Records to process below:

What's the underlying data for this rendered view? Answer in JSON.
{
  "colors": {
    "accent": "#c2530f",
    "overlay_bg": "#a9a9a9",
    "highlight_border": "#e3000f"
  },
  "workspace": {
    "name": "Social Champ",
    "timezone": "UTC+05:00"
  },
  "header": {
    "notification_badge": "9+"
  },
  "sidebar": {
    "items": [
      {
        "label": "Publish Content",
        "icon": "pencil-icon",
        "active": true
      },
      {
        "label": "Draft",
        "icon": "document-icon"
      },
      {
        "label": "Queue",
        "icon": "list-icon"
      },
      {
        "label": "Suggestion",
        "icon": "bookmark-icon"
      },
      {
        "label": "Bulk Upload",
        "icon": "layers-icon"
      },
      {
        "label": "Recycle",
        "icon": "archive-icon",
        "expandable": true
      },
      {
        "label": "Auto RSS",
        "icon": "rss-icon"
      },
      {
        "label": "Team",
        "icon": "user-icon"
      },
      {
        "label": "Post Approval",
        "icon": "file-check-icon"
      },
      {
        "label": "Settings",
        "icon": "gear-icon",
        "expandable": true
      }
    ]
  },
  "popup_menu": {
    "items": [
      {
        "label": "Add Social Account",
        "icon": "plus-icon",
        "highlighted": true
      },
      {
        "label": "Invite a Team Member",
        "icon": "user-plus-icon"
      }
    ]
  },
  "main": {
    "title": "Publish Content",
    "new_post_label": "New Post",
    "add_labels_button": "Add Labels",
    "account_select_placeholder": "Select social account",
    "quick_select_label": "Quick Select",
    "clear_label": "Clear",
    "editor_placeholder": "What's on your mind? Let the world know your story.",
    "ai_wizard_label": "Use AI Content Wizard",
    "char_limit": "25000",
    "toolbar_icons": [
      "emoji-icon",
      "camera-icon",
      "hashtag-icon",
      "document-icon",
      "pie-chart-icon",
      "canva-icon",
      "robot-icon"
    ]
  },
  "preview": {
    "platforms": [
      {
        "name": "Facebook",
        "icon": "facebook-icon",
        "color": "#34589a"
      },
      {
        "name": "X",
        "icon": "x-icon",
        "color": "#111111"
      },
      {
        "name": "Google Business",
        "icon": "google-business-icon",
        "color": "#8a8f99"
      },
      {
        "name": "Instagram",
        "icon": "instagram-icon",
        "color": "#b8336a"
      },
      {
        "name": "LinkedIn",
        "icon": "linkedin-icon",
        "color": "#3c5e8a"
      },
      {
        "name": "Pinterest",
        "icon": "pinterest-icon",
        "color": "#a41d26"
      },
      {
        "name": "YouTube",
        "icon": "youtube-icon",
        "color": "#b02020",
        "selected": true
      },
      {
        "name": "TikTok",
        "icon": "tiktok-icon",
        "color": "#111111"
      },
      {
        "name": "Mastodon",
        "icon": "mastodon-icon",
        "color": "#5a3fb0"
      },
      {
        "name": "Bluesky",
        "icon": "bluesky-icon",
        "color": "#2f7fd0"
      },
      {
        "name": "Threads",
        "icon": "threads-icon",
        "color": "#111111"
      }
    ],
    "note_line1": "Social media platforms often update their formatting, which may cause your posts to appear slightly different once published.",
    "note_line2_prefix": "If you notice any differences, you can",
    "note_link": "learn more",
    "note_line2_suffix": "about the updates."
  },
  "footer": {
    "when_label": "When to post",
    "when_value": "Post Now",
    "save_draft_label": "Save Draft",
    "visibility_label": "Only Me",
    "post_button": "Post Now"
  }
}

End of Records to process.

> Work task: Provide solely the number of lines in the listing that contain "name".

> Response to this task: 12